→ **Aim of the exercise**
Count the lines below that contain the word "content", and give only that number.
- - -
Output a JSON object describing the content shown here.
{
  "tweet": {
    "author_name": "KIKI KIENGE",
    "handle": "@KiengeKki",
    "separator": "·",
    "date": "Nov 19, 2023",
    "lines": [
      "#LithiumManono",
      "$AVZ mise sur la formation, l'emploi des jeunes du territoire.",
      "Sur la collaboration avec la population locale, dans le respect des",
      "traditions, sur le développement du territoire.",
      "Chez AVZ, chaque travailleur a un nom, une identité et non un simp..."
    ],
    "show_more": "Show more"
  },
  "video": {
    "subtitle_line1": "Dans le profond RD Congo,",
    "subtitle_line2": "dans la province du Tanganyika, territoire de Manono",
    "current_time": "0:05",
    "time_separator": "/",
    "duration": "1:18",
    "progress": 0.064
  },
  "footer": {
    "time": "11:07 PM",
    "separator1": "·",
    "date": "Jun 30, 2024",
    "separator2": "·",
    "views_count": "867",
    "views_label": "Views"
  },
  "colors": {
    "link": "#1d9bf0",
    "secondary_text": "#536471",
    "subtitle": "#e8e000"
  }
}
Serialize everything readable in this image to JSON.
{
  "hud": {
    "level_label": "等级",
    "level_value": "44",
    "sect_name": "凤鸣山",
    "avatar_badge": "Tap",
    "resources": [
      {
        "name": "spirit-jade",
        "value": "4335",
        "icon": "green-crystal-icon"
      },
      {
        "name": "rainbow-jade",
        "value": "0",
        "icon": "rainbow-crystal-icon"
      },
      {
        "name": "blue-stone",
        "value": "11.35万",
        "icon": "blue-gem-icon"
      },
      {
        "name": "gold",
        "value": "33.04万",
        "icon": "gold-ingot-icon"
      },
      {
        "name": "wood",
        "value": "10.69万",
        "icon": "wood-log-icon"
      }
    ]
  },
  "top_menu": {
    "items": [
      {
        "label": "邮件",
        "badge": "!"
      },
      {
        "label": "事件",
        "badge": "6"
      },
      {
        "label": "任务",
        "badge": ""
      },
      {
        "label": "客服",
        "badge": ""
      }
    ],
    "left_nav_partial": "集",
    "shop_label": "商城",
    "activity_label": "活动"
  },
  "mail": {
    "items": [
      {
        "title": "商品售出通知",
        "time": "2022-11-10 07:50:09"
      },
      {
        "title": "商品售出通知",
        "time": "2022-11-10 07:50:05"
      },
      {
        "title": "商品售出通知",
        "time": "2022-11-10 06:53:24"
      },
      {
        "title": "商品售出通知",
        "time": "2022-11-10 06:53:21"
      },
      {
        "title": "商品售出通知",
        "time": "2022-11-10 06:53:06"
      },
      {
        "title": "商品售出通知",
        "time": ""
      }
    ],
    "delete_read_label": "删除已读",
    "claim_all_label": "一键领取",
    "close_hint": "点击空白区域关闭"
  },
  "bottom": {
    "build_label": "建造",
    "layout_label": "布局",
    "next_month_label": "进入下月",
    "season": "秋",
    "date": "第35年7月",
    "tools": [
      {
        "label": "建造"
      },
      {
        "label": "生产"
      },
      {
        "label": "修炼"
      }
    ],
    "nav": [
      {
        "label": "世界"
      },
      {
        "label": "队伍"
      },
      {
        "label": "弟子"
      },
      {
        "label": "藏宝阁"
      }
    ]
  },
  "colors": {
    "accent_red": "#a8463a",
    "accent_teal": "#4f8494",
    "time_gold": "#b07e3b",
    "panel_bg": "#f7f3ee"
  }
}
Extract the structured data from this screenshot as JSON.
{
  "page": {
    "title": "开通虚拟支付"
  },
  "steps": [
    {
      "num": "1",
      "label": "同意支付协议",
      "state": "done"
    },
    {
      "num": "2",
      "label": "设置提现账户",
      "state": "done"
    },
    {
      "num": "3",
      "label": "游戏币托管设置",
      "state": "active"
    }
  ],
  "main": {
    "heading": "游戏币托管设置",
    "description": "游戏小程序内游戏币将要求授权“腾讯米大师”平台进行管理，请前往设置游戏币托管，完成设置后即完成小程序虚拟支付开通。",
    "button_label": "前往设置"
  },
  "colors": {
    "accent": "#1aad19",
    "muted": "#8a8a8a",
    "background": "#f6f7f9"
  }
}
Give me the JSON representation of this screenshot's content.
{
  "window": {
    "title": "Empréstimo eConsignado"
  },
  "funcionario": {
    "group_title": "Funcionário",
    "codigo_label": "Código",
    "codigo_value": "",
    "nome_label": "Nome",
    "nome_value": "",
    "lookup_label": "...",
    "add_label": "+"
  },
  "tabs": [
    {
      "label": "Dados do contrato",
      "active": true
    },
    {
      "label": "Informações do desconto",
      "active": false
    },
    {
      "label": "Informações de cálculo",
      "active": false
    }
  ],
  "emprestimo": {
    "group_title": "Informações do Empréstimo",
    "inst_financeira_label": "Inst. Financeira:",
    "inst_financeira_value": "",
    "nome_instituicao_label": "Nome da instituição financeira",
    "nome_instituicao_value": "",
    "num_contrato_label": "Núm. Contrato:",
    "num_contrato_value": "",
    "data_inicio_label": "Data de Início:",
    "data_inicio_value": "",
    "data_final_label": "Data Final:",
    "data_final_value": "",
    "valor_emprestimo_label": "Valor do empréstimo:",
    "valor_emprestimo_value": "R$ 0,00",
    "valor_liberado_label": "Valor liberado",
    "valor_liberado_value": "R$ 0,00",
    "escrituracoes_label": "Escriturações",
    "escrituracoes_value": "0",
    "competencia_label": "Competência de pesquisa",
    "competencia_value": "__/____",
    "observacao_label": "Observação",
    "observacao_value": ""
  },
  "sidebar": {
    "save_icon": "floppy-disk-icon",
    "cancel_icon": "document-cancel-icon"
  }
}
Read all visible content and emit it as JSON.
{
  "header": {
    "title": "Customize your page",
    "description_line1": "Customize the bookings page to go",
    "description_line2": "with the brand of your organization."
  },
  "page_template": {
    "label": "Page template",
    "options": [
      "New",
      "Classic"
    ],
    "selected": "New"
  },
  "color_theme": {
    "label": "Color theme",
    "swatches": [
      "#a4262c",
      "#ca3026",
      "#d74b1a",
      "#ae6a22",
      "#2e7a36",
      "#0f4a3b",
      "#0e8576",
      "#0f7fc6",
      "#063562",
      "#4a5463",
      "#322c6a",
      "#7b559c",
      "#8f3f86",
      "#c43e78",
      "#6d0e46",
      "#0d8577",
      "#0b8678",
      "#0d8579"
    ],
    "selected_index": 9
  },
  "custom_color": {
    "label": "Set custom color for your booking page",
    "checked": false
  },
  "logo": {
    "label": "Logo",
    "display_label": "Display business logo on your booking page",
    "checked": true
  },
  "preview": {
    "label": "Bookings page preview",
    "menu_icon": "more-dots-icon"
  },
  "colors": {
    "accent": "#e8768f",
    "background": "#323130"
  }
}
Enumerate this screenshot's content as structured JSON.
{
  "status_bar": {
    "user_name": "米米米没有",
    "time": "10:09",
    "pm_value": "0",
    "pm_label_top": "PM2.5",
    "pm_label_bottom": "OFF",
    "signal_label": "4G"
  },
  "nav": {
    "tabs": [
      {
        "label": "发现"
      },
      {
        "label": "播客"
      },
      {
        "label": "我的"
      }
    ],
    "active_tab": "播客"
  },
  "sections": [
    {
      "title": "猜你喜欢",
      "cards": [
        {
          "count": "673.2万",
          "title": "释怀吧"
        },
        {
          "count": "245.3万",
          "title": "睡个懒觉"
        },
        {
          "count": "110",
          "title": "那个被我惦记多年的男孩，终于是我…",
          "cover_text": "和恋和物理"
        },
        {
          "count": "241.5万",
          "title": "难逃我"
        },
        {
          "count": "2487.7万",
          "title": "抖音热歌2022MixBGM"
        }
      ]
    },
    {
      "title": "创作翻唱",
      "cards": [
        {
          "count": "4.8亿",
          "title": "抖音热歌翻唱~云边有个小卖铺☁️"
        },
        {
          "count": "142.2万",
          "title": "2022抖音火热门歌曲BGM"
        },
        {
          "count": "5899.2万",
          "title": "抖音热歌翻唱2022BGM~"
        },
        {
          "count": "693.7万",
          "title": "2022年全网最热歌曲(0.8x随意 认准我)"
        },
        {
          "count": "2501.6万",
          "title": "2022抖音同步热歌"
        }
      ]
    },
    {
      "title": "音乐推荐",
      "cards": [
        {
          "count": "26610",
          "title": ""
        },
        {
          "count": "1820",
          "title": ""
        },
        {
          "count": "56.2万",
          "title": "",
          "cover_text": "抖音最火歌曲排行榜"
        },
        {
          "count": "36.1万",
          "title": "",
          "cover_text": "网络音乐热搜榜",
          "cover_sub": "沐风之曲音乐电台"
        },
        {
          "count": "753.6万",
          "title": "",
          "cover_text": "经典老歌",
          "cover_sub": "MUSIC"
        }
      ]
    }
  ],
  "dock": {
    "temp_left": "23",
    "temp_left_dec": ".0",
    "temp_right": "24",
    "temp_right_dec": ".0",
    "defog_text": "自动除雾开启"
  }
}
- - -
→ **Problem solution**
4